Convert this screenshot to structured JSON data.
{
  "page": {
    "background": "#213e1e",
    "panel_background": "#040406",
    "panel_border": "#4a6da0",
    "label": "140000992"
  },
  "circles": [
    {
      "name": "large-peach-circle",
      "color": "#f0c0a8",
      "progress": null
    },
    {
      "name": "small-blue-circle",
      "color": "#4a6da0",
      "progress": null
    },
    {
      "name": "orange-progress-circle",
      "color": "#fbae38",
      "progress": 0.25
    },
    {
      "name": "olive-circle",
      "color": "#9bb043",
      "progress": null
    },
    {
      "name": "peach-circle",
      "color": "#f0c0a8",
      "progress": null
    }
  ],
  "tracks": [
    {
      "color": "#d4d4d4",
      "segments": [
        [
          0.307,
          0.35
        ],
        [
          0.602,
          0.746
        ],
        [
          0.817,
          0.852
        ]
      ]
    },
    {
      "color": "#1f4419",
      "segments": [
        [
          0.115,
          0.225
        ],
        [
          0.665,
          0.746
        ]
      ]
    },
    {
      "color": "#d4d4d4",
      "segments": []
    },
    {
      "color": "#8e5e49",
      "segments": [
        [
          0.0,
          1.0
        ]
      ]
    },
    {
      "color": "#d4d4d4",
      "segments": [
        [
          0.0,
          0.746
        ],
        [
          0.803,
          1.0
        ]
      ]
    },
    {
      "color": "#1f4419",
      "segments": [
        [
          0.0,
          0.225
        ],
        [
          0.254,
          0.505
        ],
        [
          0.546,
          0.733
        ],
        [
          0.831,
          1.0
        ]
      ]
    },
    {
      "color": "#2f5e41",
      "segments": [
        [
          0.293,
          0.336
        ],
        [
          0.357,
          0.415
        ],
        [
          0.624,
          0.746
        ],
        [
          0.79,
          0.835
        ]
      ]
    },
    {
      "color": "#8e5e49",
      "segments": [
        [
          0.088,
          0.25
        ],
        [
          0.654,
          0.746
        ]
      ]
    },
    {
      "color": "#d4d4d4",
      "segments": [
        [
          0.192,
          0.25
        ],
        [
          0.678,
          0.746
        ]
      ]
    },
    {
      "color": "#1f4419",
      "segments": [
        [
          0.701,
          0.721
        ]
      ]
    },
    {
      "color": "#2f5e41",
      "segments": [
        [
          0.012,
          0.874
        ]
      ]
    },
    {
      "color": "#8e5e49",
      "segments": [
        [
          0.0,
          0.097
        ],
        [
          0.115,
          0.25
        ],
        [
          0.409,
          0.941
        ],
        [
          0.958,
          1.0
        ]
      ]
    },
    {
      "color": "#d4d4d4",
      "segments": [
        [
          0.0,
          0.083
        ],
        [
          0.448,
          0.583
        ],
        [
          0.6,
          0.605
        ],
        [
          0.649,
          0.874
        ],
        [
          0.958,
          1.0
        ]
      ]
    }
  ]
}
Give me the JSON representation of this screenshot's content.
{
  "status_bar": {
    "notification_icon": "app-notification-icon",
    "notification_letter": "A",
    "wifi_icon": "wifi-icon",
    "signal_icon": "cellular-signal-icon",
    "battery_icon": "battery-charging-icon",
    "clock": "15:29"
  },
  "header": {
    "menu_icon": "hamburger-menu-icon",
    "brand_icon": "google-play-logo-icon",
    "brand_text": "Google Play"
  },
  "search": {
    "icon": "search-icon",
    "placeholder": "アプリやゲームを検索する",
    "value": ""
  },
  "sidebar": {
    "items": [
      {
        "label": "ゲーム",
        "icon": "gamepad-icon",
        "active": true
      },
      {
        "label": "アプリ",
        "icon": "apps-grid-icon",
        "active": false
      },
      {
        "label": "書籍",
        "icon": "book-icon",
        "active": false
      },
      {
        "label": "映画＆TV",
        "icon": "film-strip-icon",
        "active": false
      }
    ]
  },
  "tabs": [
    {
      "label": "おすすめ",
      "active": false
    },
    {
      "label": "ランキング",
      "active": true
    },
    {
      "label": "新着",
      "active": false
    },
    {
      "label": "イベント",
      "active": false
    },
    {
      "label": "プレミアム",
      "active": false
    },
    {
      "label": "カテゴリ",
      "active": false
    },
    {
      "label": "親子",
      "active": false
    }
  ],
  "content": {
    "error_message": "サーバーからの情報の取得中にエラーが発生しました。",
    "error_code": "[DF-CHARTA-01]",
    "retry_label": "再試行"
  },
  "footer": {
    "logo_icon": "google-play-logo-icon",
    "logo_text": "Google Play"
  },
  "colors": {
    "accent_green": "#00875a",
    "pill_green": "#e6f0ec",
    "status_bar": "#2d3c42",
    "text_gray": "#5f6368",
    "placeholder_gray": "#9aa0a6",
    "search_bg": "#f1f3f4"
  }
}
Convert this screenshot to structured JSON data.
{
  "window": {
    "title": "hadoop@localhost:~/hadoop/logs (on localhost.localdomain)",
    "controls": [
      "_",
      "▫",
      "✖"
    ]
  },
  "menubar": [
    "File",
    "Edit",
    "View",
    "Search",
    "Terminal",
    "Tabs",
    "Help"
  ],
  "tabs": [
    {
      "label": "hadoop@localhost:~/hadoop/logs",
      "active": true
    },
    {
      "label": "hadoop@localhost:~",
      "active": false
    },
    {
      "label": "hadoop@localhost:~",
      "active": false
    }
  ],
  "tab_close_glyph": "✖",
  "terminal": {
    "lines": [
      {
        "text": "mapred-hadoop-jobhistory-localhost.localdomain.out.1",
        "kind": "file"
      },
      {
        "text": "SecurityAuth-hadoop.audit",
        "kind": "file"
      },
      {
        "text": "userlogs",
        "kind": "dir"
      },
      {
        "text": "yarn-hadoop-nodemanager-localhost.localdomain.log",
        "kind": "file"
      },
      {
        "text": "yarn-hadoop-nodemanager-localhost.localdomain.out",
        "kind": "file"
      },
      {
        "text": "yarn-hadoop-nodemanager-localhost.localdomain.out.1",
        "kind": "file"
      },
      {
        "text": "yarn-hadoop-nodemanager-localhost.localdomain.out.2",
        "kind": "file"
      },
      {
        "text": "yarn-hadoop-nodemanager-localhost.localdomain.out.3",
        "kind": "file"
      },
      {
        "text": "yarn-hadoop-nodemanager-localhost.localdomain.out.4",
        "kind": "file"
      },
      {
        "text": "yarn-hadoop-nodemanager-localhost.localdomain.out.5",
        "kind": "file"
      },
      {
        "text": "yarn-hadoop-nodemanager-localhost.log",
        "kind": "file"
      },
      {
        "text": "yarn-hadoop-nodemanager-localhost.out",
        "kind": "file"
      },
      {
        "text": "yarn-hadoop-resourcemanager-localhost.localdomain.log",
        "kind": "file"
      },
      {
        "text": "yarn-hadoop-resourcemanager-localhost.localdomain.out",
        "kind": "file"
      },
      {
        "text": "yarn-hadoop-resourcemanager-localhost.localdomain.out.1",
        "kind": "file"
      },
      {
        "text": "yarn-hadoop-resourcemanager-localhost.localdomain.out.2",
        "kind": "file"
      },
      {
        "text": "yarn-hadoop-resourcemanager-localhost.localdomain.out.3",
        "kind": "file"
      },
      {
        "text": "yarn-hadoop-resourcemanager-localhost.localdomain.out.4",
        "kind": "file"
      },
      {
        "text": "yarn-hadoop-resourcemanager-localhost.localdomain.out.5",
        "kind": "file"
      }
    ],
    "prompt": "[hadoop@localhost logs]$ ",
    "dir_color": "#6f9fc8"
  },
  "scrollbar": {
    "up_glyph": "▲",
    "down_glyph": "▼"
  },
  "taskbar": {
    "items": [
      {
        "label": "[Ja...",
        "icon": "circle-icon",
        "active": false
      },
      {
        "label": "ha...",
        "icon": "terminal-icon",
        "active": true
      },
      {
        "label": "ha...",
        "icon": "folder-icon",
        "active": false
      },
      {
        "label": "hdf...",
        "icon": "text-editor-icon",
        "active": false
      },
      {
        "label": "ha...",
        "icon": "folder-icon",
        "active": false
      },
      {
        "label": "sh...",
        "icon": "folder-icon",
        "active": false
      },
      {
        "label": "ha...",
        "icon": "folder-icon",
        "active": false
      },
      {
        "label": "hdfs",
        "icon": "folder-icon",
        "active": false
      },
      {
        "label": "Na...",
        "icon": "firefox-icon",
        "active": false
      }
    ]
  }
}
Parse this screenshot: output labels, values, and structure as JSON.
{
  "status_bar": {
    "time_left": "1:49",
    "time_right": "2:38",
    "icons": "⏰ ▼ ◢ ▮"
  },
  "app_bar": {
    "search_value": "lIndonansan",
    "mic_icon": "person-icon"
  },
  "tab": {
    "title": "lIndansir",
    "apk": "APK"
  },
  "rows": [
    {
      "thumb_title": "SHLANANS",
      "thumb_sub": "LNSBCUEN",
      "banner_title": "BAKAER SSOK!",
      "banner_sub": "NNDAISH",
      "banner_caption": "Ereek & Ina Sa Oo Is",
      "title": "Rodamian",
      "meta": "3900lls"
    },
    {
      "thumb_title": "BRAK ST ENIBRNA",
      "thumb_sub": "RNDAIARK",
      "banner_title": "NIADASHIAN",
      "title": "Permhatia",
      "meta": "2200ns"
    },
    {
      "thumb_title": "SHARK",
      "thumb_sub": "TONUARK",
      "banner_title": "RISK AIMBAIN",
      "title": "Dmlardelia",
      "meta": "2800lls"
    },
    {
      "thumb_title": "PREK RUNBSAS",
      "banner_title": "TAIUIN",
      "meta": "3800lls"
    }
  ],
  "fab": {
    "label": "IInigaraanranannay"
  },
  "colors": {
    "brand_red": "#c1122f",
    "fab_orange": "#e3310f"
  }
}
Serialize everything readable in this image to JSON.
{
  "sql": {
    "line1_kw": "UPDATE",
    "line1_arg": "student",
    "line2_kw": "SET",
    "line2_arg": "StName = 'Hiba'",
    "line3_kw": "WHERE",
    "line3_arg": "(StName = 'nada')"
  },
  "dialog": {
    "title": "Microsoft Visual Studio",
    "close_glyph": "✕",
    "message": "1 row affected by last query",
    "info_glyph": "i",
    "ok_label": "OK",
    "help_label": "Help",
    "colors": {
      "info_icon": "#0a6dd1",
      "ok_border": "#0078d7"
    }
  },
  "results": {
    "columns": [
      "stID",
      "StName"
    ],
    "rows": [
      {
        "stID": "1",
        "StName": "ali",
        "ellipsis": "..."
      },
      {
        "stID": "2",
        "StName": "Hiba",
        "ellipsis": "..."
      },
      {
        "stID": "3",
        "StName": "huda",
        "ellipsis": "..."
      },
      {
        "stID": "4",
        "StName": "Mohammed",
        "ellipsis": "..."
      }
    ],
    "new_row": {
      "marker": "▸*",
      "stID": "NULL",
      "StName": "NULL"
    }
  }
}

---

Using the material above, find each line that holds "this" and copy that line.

ANSWER FOR THE TASK
Convert this screenshot to structured JSON data.
Give me the JSON representation of this screenshot's content.
Convert this screenshot to structured JSON data.
Parse this screenshot: output labels, values, and structure as JSON.
Serialize everything readable in this image to JSON.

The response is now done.